The values of Agile Marketing, what Agile for Marketing is not, and how your team can get started today!
The buzzword in marketing project management is “Agile”. Everyone seems to think that Marketing teams should be Agile, but how many people actually know what Agile is? The fact is, most Marketing teams are told by someone else that they need to be Agile. Then they (maybe) do some quick Googling, rush to buy some new software that says it “does Agile”, and are then frustrated by what feels like just another clunky, tedious series of processes and procedures.
Nothing about this current state of affairs is Agile in the slightest, so let’s take a minute to understand what Agile is, what it is not, and three things your team can do today to start being Agile.
Values of Agile
The concept of Agile workflows has its roots in software development. The Agile Manifesto laid out the original principles of Agile software development. With a little tweaking, we get the values of Agile for Marketing:

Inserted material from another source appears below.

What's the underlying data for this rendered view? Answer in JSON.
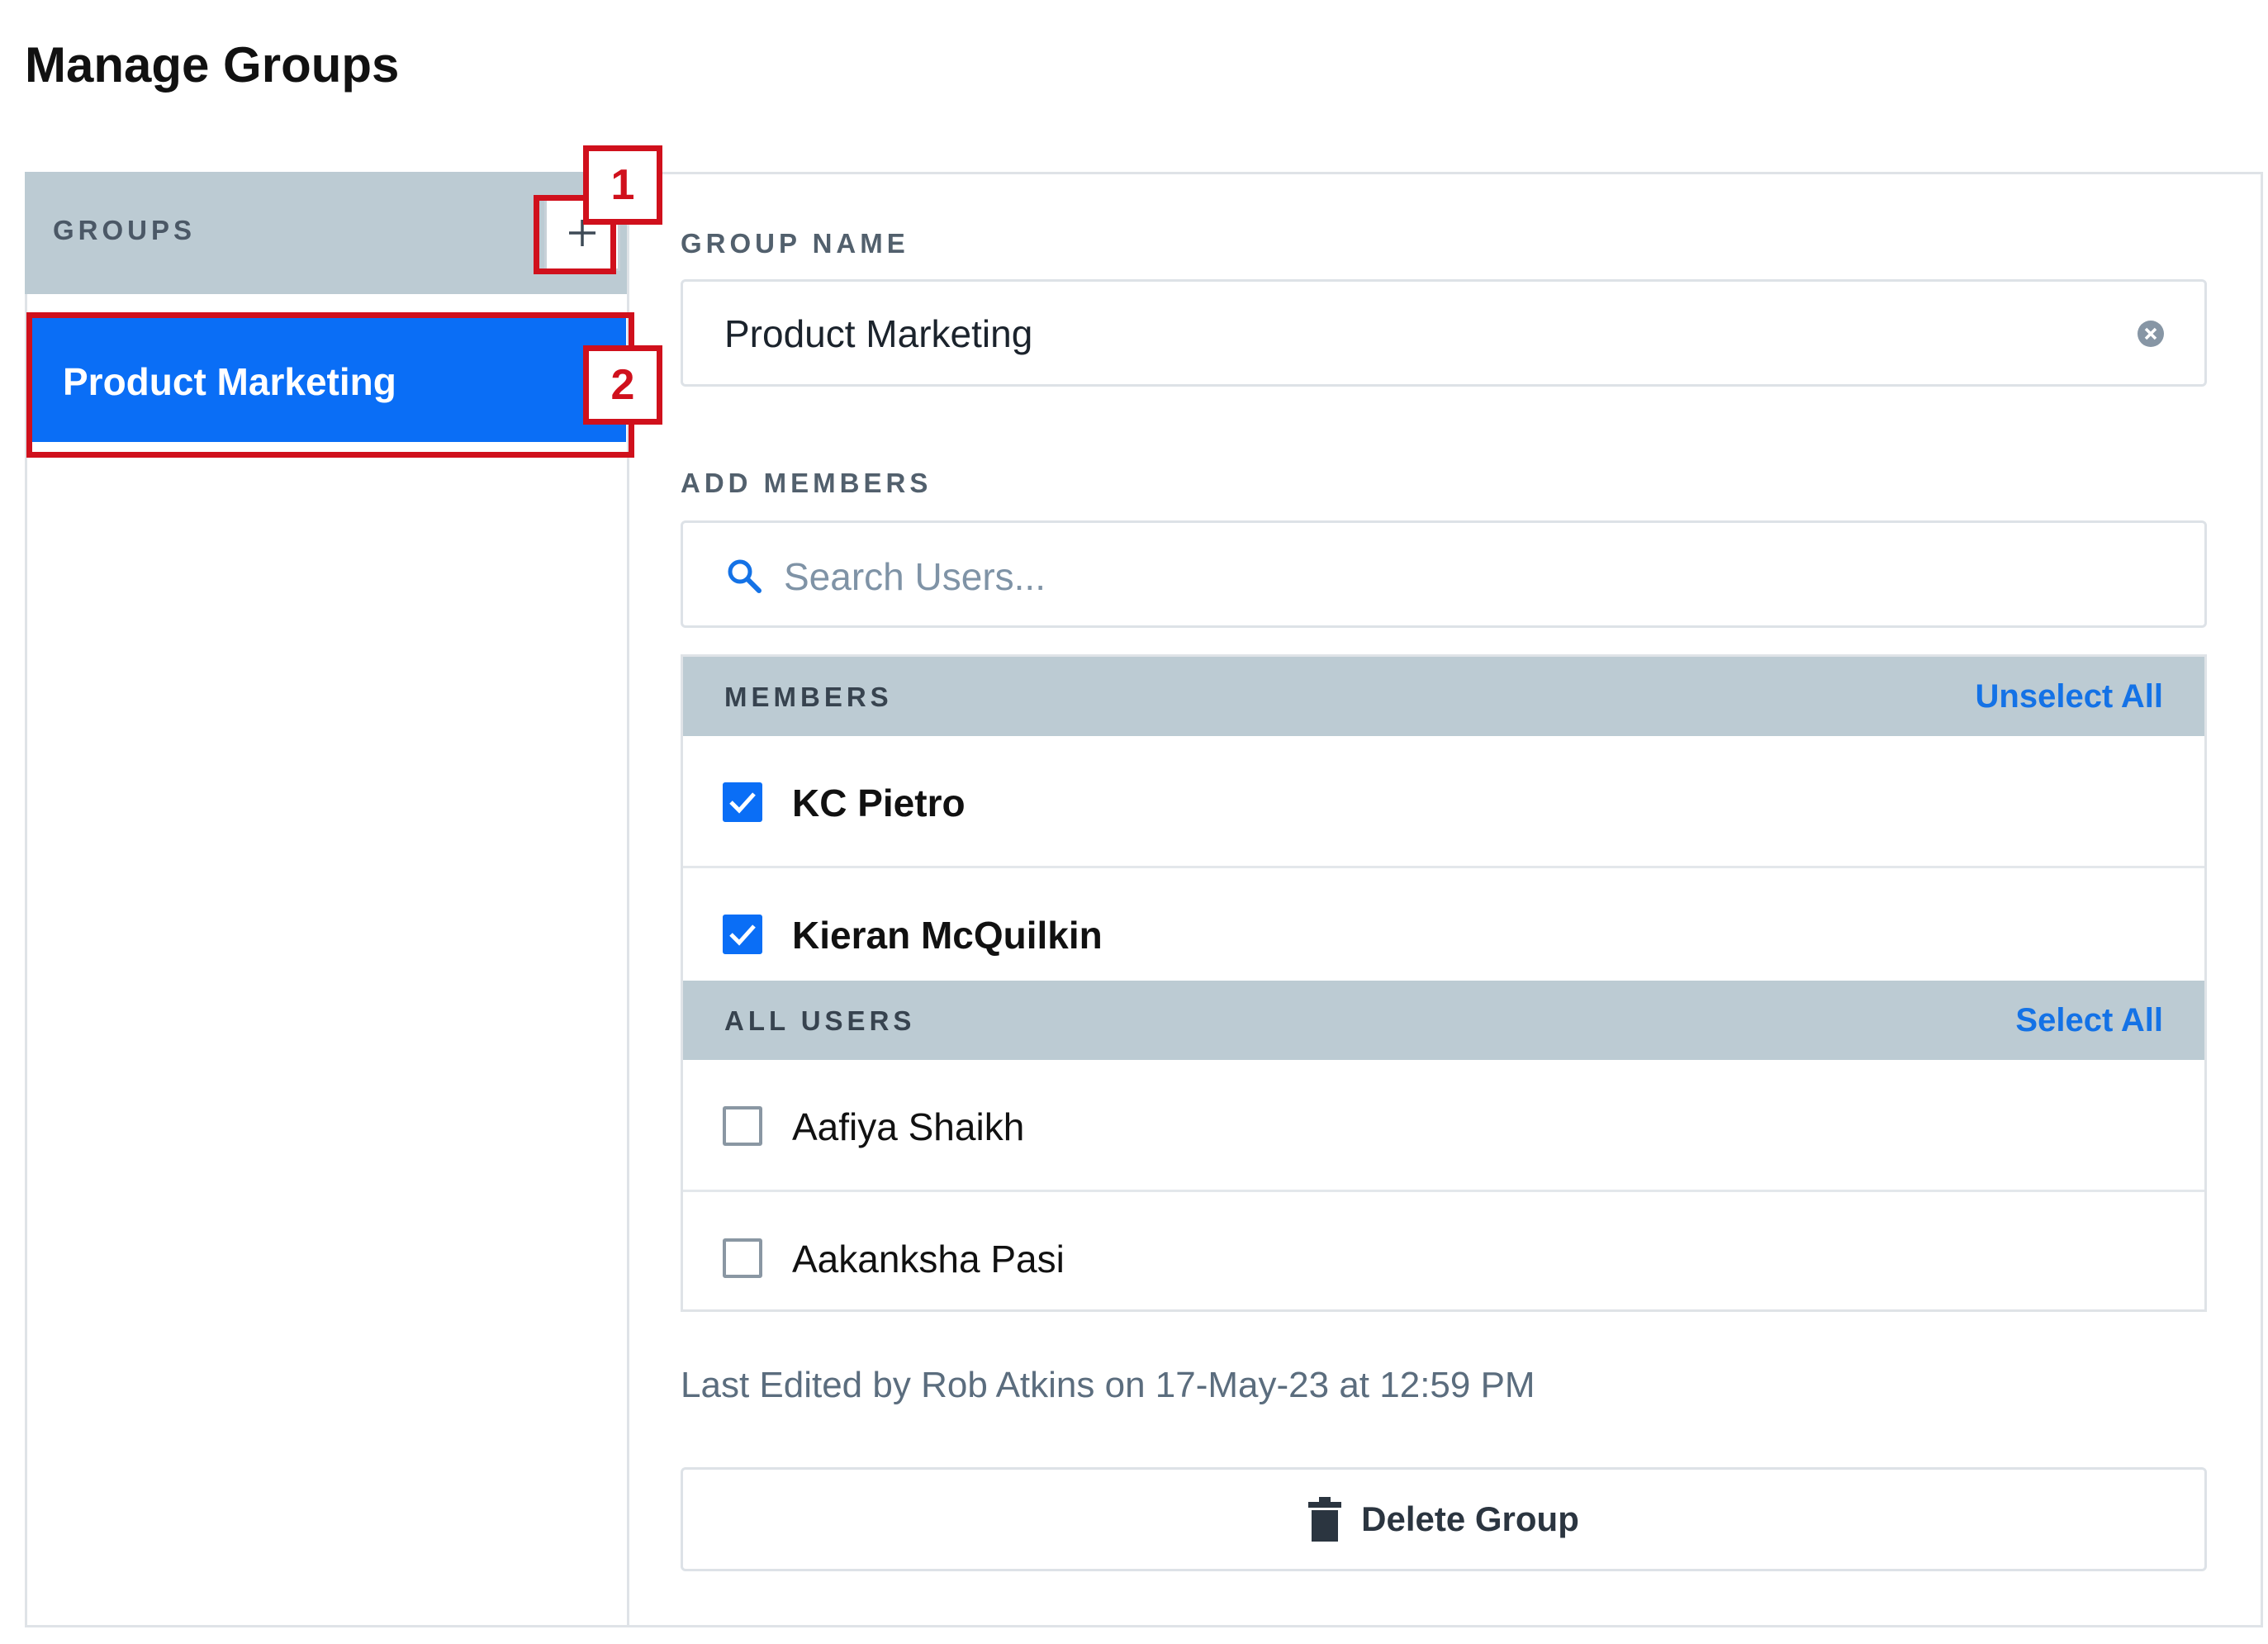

Responding to change over following a plan
Marketers love their plans. And we need them, as we are accountable to the business for some very important goals. However, since we only report to the business on a monthly or quarterly basis, there are plenty of opportunities to respond to change and still hit our metrics. In fact, rigidly sticking to the plan no matter what may actually make it impossible for us to hit our goals.
Rapid iterations over big-bang campaigns; Many small experiments over a few large bets
The idea here is to not follow the “Mad Men” approach to marketing. Putting all our eggs in the basket of one big idea or one big campaign sets us up to fail, big time. By doing more small things quickly, we can learn what works and what doesn’t, and keep our failures small.
Testing and data over opinions and conventions
This is an easy one. As marketers, we are so overrun with data that there is simply no excuse to not use it to make decisions. Of course, we don’t have to completely toss out ideas born of innovation, experience, or just plain “going from the gut”. Many small and rapid iterations allow us to still experiment, while putting more resources into ideas backed by data.
Individuals and interactions over one size fits all; Collaborating over silos and hierarchy
In all the excitement over Agile it can be easy to get caught up in the minutia and forget that at the end of the day the point of all this is to work better together, to get more done, and meet the ever-increasing demands on the Marketing team. It’s ok to sometimes throw out the rulebook and just talk to each other. After all, we’re all striving for the same goal.
What Agile is NOT
The same for every team.
A lot of Marketing and Creative teams are encouraged to “go Agile” from an operations or IT department. The only problem with that is that Agile was not created with marketing in mind. That just means that we as marketers must adapt and recognize that there are many factors that make following an Agile methodology to the letter impractical. For example, smaller teams can probably dispense with some of the formal meetings and reporting, simply because every team member is close enough to the data that such formalities would be redundant.
A requirement to buy more stuff.
Right after being told they need to go Agile, many Marketing teams are also told that their current project management software, or a software they are considering buying, won’t cut it because the software is not Agile. This is an incorrect and incomplete understanding of Agile.
The main problem with thinking about software as an Agile solution is the implication that a software alone is what makes a team or process Agile. Agile is a way of organizing work that is responsive to change and enables teams to be more efficient and productive. Many teams will find certain softwares helpful in running an Agile team, but the first step is more about setting up new workflows and less about researching vendors.
The more you read online about different Agile methodologies and all the meetings and charts and boards and terminology (oh my!) it takes to “be Agile”, the more intimidating and the less “agile” Agile seems. If this is happening to you, don’t worry about it. Just because a certain list of elements is prescribed by Agile experts does not mean your team has to do all of it. Cherry pick what sounds good, try it out for a few weeks, and then either tweak it, or drop it entirely.
Go Agile Today
If you’re thinking about moving your team to an Agile process, don’t wait. Start making changes to your team’s workflow today that allow your team to be more responsive to change. Start by doing small experiments, incrementally. Here are three things that your team can start doing right away to move towards agility.
Start working in sprints.
Sprints are a foundational aspect of a popular Agile methodology called “Scrum”. Basically, a sprint is just a block of time, often two weeks, wherein each team member commits to completing certain projects or tasks. Sprints are crucial to Agile because they allow for a more incremental, iterative approach.
Weekly Check-in meetings.
During weekly check-ins each team member discusses where they are in their sprint, what they need to do to complete the project, and what obstacles they face to hitting their goal.
Stand Up Meetings, or “Daily Scrum”.
This is a daily meeting, usually in the morning for 15 minutes, where each team member discusses what they did yesterday, what they are going to do today, and what obstacles are preventing them from completing their goals. These meetings foster team communication and help the team decide if they need to pivot from the current plan.
Moving to Agile processes can be very intimidating for some marketers and Marketing leaders. It can seem like there are a lot of rules and new processes to implement. By focusing instead on the problems your team is trying to solve with Agile and phasing in new processes iteratively, your team can begin reaping the benefits of Agile.